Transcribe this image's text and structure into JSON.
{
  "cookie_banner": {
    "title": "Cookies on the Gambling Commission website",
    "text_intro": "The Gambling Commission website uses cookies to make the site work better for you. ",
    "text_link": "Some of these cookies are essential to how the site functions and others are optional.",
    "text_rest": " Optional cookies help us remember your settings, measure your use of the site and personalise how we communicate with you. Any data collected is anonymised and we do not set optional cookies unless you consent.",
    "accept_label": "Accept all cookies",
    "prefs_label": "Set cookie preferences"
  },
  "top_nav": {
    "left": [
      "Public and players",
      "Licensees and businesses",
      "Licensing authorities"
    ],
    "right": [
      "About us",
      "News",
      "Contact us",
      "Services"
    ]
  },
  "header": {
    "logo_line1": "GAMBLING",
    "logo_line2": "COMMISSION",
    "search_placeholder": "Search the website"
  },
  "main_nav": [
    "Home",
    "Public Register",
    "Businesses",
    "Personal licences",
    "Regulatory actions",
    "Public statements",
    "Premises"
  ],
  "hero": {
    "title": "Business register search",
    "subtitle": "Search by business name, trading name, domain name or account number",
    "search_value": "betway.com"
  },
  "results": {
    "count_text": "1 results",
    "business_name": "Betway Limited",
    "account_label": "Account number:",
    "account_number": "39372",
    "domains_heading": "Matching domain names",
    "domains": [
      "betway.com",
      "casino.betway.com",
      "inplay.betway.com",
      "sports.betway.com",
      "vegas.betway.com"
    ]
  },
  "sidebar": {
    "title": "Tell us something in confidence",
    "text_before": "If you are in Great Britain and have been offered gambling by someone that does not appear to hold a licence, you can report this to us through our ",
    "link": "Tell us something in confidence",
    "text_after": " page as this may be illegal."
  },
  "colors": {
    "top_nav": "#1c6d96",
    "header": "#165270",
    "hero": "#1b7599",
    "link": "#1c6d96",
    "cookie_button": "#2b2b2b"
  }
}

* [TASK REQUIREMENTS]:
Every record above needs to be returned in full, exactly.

* [ANSWER SECTION]:
Transcribe this image's text and structure into JSON.
{
  "cookie_banner": {
    "title": "Cookies on the Gambling Commission website",
    "text_intro": "The Gambling Commission website uses cookies to make the site work better for you. ",
    "text_link": "Some of these cookies are essential to how the site functions and others are optional.",
    "text_rest": " Optional cookies help us remember your settings, measure your use of the site and personalise how we communicate with you. Any data collected is anonymised and we do not set optional cookies unless you consent.",
    "accept_label": "Accept all cookies",
    "prefs_label": "Set cookie preferences"
  },
  "top_nav": {
    "left": [
      "Public and players",
      "Licensees and businesses",
      "Licensing authorities"
    ],
    "right": [
      "About us",
      "News",
      "Contact us",
      "Services"
    ]
  },
  "header": {
    "logo_line1": "GAMBLING",
    "logo_line2": "COMMISSION",
    "search_placeholder": "Search the website"
  },
  "main_nav": [
    "Home",
    "Public Register",
    "Businesses",
    "Personal licences",
    "Regulatory actions",
    "Public statements",
    "Premises"
  ],
  "hero": {
    "title": "Business register search",
    "subtitle": "Search by business name, trading name, domain name or account number",
    "search_value": "betway.com"
  },
  "results": {
    "count_text": "1 results",
    "business_name": "Betway Limited",
    "account_label": "Account number:",
    "account_number": "39372",
    "domains_heading": "Matching domain names",
    "domains": [
      "betway.com",
      "casino.betway.com",
      "inplay.betway.com",
      "sports.betway.com",
      "vegas.betway.com"
    ]
  },
  "sidebar": {
    "title": "Tell us something in confidence",
    "text_before": "If you are in Great Britain and have been offered gambling by someone that does not appear to hold a licence, you can report this to us through our ",
    "link": "Tell us something in confidence",
    "text_after": " page as this may be illegal."
  },
  "colors": {
    "top_nav": "#1c6d96",
    "header": "#165270",
    "hero": "#1b7599",
    "link": "#1c6d96",
    "cookie_button": "#2b2b2b"
  }
}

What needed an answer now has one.